Assigned task: A verbatim copy of the data is wanted, minus any picture in it.

[[ Records to process, beginning ]]

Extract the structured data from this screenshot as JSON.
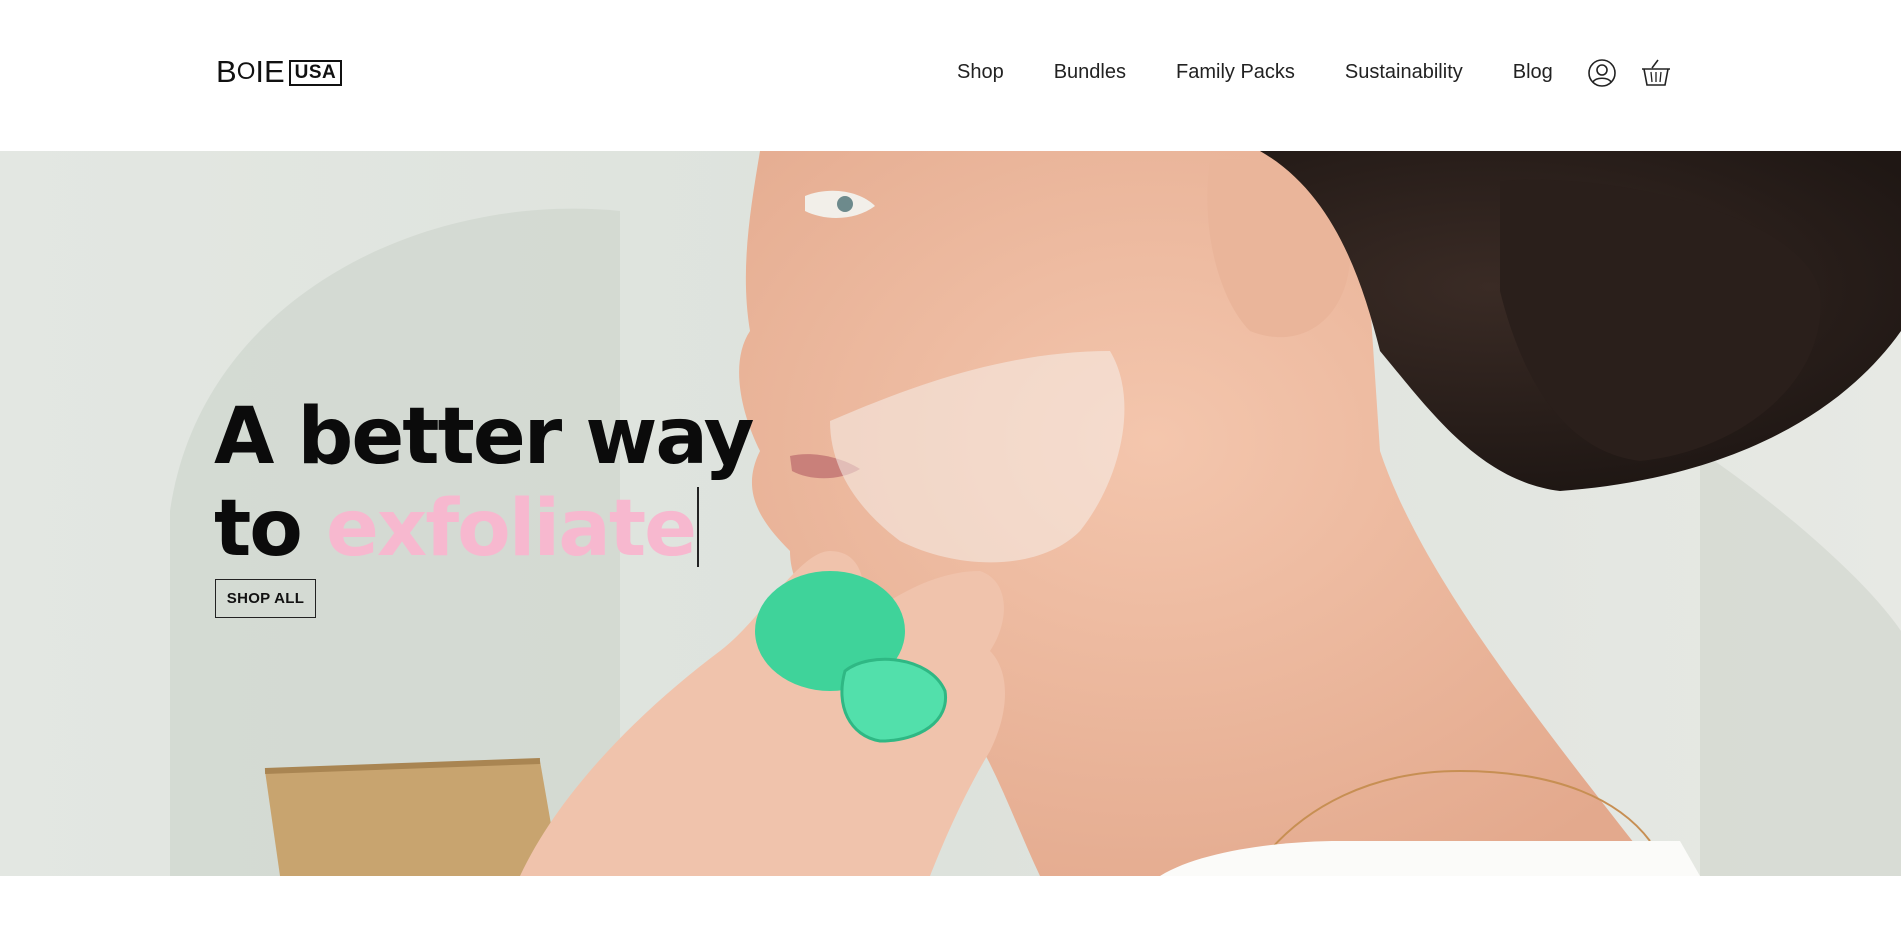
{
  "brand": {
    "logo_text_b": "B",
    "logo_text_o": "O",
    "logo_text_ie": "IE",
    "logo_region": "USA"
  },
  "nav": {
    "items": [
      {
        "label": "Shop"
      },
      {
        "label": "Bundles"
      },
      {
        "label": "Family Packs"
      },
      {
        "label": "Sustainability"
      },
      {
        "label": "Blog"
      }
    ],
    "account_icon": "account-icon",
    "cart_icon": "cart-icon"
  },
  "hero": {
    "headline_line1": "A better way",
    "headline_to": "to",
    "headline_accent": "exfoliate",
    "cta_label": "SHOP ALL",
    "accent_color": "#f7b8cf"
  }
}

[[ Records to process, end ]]

Response:
Extract the structured data from this screenshot as JSON.
{
  "brand": {
    "logo_text_b": "B",
    "logo_text_o": "O",
    "logo_text_ie": "IE",
    "logo_region": "USA"
  },
  "nav": {
    "items": [
      {
        "label": "Shop"
      },
      {
        "label": "Bundles"
      },
      {
        "label": "Family Packs"
      },
      {
        "label": "Sustainability"
      },
      {
        "label": "Blog"
      }
    ],
    "account_icon": "account-icon",
    "cart_icon": "cart-icon"
  },
  "hero": {
    "headline_line1": "A better way",
    "headline_to": "to",
    "headline_accent": "exfoliate",
    "cta_label": "SHOP ALL",
    "accent_color": "#f7b8cf"
  }
}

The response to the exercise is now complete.